“That was it,” said Egolf, who called the vote a “huge disappointment.”

He also said supporters of same-sex marriage “will absolutely not stop. It’s too important to let it go.”

Egolf and other gay rights supporters said House Joint Resolution 3 was the first pro-marriage constitutional amendment to be brought before New Mexico lawmakers.

There previously has been legislation to legalize same-sex marriage, as well as constitutional amendments to outlaw same-sex marriage. None of those has passed.

House Joint Resolution 3 said the issuance of a marriage license could not be denied on the basis that the applicants were of the same sex. It also said no church or religious institution could be required to perform or recognize a same-sex marriage.

The vote followed impassioned debate by supporters who said it is the civil rights issue of our time and opponents who said homosexuality is unnatural, immoral and contrary to Biblical beliefs.

“I think it’s a shame that people have to come to the Legislature to ask permission under the law to be treated equally,” Egolf told the committee.

He also said children in gay and lesbian households should be brought up “believing their families are as valued as any other.”

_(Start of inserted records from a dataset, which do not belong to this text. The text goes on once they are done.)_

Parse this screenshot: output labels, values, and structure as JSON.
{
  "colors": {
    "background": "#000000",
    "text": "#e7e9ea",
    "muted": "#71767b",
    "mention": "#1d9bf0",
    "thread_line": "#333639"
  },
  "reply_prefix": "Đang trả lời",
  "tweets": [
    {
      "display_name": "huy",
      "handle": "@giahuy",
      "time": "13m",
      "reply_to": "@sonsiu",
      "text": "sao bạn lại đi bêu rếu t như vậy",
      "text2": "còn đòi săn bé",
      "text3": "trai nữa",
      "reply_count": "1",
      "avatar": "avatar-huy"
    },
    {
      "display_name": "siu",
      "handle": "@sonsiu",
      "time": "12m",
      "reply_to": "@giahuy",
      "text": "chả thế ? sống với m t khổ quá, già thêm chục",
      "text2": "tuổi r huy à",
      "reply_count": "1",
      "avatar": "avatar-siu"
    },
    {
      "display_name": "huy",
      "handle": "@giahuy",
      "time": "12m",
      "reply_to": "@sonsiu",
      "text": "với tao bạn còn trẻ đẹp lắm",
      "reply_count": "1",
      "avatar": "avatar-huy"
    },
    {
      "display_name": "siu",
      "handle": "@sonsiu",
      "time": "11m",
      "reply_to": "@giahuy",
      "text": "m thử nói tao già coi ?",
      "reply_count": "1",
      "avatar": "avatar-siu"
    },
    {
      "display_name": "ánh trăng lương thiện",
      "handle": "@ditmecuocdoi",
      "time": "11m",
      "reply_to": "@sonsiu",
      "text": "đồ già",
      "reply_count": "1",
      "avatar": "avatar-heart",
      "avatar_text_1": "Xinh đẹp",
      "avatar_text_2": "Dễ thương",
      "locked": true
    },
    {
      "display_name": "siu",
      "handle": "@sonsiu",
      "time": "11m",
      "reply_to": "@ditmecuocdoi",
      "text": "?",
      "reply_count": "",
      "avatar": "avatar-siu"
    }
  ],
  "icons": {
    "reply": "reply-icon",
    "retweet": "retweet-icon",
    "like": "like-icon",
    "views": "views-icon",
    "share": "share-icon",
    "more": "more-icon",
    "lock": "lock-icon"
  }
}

House Speaker Ken Martinez, D-Grants, in an emotional speech recalled the historical prohibitions on marriage between whites and blacks, saying it was “shocking” to remember that era and the religious-based arguments against miscegenation.

He and other supporters also suggested it was past time for New Mexico to legalize gay marriage.

“In my kids’ generation, it’s not an issue,” Martinez said.

Glen Strock, pastor of the Pecos Valley Cowboy Church in Glorieta, said marriage between a man and woman is the “core of healthy human culture.”

Legalizing same-sex marriage would disrupt the social order and be a threat to the institution of marriage, Struck said.

If society experiments with same-sex marriage, “can we expect God to bless America?” he asked the committee.

Former state House member Andy Nuñez of Hatch said if gays and lesbians in New Mexico want to marry, they can go to Canada or elsewhere.

“It’s not right. In my estimation it’s morally wrong. … I don’t think New Mexico is ready for that,” said Nuñez, an independent who lost his seat in the November election.

The state Democratic Party in a statement after the vote said HJR3 was about “respect and recognition” of same-sex couples.

The struggle for equality “is at a crossroads in America, and New Mexico has chosen the wrong path,” said state party chairman Javier Gonzales.

Lawmakers who voted to table the measure didn’t speak on the issue.

Voting to table were GOP Reps. Thomas Anderson, William Rehm and Monica Youngblood of Albuquerque; James Smith of Sandia Park; and Paul Bandy of Aztec. Democrats who voted to table the resolution were Debbie Rodella of Española and Voters and Elections Chairwoman Mary Helen Garcia of Las Cruces.

Voting against tabling were Martinez; and Democrats Antonio “Moe” Maestas and Edward Sandoval of Albuquerque; and Nathan Cote of Organ.